  • Industry Rep
  • Rochester, NY 14650-1922

Posted 12 January 2006 - 04:52 PM

Adam wrote:

I built my reel on short ends and old film. I've shot at least 10 shorts and probably more than 15 music videos on outdated stock without one single mishap or shot getting lost. Yes, some of it was a bit grainy, but then we'd match the grain levels to the grainiest one on the rest or we'd de-grain it in post and so on. There's always a way.


As I had written:

The film is "usable", but don't expect the same image quality as fresh film, even on telecine.


It's just nice that 35mm film gives better quality than the alternatives, even when it's slightly fogged. So in your case, you are making the decision that's best for you. Using older film is fine, as long as you know what you are dealing with, and can live with the compromises.
  • 0

#19 Stuart Brereton

Stuart Brereton
  • Basic Members
  • PipPipPipPip
  • 3061 posts
  • Cinematographer
  • Los Angeles

Posted 12 January 2006 - 05:24 PM

John or Dominic,

How far off from the reference densities can film be and still be usable? By usable I mean correctable in TK to intercut with fresh stock. I know that this is a hard question to answer, and it's also the question that labs err on the side of caution with, but Dominic described the densities that Adam quoted as being 'not borderline, but BAD'. So, what is borderline, and where does it change to bad? Is there a rough rule of thumb that can be applied?

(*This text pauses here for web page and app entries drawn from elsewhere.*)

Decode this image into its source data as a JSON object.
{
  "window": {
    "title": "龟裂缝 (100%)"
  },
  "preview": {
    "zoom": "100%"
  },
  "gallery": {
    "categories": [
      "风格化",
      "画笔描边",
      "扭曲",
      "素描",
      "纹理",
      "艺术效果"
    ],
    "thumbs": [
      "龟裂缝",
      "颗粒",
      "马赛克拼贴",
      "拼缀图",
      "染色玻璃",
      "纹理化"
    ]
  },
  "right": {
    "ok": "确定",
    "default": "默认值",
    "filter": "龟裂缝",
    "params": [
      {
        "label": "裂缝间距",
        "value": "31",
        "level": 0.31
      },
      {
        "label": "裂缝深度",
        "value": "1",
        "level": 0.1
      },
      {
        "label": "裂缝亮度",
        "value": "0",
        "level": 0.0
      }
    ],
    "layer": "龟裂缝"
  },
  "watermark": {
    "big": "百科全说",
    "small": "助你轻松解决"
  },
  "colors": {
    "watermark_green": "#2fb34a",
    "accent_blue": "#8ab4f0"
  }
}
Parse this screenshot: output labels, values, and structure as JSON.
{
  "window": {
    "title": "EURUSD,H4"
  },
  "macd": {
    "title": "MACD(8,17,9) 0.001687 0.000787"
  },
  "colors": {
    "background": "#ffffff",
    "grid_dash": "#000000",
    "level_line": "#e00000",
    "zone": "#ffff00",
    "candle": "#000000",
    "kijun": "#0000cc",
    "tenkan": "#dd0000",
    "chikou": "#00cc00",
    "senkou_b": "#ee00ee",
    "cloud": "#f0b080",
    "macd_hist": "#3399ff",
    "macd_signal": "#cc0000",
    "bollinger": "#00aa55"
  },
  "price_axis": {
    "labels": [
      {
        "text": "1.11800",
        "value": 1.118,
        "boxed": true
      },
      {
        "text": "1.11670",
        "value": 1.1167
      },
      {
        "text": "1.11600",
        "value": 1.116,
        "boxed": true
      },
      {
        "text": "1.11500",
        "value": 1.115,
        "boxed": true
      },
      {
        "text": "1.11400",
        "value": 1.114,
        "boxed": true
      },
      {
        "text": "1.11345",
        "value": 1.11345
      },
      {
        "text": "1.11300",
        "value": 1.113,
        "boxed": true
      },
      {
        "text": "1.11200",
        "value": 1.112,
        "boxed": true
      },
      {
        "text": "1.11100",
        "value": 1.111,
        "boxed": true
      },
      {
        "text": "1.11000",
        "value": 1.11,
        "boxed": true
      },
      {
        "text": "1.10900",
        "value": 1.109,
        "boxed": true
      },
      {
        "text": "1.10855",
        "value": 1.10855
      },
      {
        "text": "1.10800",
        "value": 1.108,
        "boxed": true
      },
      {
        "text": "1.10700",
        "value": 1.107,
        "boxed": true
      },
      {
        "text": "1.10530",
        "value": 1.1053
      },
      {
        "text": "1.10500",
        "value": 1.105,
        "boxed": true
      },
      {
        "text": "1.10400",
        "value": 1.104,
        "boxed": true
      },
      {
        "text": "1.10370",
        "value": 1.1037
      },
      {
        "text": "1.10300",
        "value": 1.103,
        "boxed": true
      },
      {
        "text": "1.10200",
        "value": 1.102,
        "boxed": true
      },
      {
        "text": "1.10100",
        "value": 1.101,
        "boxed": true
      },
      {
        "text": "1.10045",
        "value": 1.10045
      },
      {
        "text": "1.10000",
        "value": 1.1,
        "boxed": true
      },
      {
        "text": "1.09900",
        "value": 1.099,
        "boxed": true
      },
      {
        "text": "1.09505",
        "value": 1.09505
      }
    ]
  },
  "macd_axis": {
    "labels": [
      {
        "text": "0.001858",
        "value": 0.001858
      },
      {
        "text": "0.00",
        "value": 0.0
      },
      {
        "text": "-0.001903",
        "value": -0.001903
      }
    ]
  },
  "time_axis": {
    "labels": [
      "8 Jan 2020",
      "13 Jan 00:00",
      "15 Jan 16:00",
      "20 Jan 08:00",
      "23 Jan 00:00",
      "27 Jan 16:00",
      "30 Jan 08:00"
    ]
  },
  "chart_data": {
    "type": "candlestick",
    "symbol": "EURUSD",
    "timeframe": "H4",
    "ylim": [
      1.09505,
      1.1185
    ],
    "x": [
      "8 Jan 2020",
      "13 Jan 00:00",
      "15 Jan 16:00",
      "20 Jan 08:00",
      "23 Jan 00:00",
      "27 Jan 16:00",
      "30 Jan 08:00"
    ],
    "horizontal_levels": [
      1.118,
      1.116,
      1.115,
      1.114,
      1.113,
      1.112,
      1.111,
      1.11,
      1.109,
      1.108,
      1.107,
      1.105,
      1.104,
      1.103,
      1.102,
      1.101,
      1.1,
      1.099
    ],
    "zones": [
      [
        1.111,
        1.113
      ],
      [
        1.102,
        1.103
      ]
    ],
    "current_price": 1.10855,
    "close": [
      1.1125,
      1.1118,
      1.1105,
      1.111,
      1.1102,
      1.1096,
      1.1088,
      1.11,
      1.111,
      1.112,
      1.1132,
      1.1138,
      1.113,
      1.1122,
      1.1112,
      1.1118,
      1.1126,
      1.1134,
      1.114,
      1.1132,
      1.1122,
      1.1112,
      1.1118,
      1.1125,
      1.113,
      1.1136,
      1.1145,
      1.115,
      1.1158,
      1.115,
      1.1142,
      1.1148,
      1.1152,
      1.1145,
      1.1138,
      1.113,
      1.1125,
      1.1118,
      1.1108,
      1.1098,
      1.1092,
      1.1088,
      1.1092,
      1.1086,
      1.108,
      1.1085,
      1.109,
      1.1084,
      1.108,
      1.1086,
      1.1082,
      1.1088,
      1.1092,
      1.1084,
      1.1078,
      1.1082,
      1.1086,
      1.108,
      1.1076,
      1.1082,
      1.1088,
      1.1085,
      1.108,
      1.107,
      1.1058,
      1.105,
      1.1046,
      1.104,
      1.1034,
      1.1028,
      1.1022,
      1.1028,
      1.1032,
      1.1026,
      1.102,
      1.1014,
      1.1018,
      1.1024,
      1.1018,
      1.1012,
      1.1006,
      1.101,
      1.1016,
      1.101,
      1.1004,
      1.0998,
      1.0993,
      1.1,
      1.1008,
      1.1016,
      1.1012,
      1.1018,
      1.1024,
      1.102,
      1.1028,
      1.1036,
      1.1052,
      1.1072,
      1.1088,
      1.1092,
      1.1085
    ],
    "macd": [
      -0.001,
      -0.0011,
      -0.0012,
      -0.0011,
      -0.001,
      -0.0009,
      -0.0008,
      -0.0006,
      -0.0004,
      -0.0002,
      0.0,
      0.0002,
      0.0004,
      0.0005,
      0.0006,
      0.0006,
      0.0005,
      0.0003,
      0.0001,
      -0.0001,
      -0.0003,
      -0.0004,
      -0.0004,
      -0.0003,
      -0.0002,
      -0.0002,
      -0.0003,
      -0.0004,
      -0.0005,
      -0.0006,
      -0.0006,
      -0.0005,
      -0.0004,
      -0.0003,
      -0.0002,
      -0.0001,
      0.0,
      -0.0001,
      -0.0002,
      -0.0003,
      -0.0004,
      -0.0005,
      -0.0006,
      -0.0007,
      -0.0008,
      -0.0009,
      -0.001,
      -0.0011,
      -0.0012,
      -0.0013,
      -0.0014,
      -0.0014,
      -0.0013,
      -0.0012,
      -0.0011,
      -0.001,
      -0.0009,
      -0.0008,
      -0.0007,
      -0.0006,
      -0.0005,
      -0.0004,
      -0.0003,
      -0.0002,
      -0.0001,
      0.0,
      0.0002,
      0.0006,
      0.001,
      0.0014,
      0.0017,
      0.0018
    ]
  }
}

I promise not to hold you responsible for your answers ;-)
  • 0

#20 Dominic Case

Dominic Case
  • Basic Members
  • PipPipPipPip
  • 1357 posts
  • Other
  • Sydney Australia

Posted 12 January 2006 - 06:52 PM

So, what is borderline, and where does it change to bad?

Let me ask you a question:

On a greyscale, where does it change from black to white?
  • 0


Wooden Camera

CineLab

Tai Audio

Gamma Ray Digital Inc

Rig Wheels Passport

Opal

Glidecam

Metropolis Post

Abel Cine

Visual Products

CineTape

Broadcast Solutions Inc

Aerial Filmworks

Willys Widgets

Paralinx LLC

FJS International, LLC

rebotnix Technologies

Ritter Battery

Media Blackout - Custom Cables and AKS

Technodolly

The Slider

Opal

The Slider

Willys Widgets

Broadcast Solutions Inc

Wooden Camera

Metropolis Post

Rig Wheels Passport

Media Blackout - Custom Cables and AKS

Tai Audio

Aerial Filmworks

CineTape

Glidecam

rebotnix Technologies

Ritter Battery

CineLab

Gamma Ray Digital Inc

Visual Products

Technodolly

Abel Cine

FJS International, LLC

Paralinx LLC